According to reports published on HackerOne the foundations behind top ten cryptocurrencies TRON and EOS were active in January, paying out tens of thousands of dollars in rewards for their respective bug bounty programs.
HackerOne, which functions as a public forum for breach disclosure, revealed that during the month of January EOS.io, the company behind the development of the EOS token, had given out bounties for five “critical vulnerabilities,” totaling over $50,000 in rewards. While the specifics of the breach went unpublished, the $10,000 payout represents the highest amount awarded for discovered bugs via a bounty, indicating the severity of the undisclosed vulnerability.
On January 10, five white hat hackers on the EOS.io platform were awarded $40,750 in bounties, with another researcher claiming $10,000 the day after. The TRON Foundation was also responsible for paying out bug bounties during the month of January, with a reported four bounties being claimed for a total of $22,700. In addition, one of the bounties identified by the TRON Foundation was reported to be for a “critical” level vulnerability, again owing to the severity of what hackers and researchers often discover.
On one hand, users are applauding the liberal use of funds by development teams and foundations to ward of hacks and network exploitation, with the creation of “bug bounties” seen as a good way to both increase security and stimulate community engagement. However, some investors are alarmed by the quantity of critical bugs discovered in such a short span, leading some to question whether the present state of EOS warrants further inspection. For the entire calendar year of 2018, nearly $1 million in bug bounties were paid out to researchers, with EOS constituting over 60 percent of the rewards. Again, this could be further indication of the active community around EOS, with bug bounty hunters targeting the popularity of the coin and its extensive network usage as the fourth largest cryptocurrency to achieve the highest rate of return.

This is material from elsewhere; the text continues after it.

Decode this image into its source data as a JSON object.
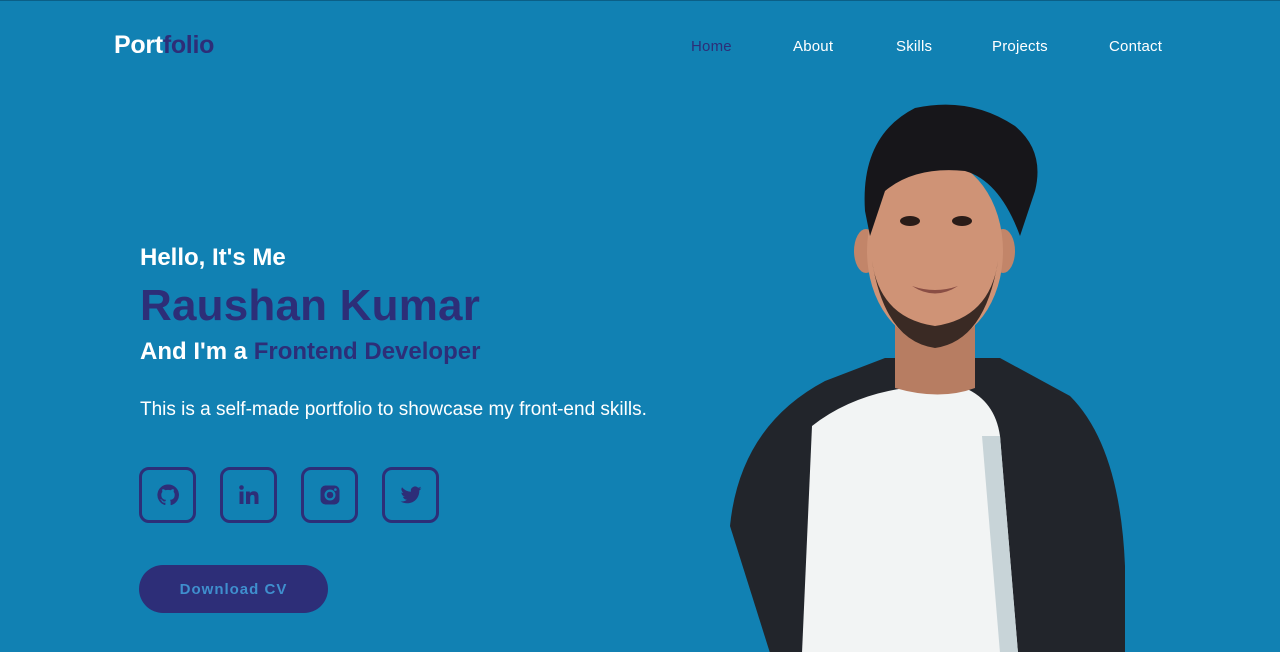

Bounty programs such as those implemented by TRON and EOS are not exclusive to cryptocurrency, with most companies in the tech and online commerce space relying upon the model for effective and cost efficient security testing. As opposed to facing legal repercussions, white hat hackers and security researchers are able to collect rewards for their efforts, while providing a beneficial service to companies looking to improve upon their security measures. Cryptocurrency, given its decentralized framework, has relied upon community input to improve security measures and performance. Larger coins such as TRON and EOS, with established development teams and foundations, have been able to divert some of their funds to rewarding hackers who can find flaws in their system.
Price valuation for EOS failed to see any appreciable change after the release of the report, other than a slight downtick affecting the entire market of cryptocurrency. TRON’s TRX coin also remained stable after news broke of the critical vulnerability discovered, again attesting to community and investor acceptance that bug bounties produce a largely net positive effect, despite being disconcerting of the level of security offered through the currencies.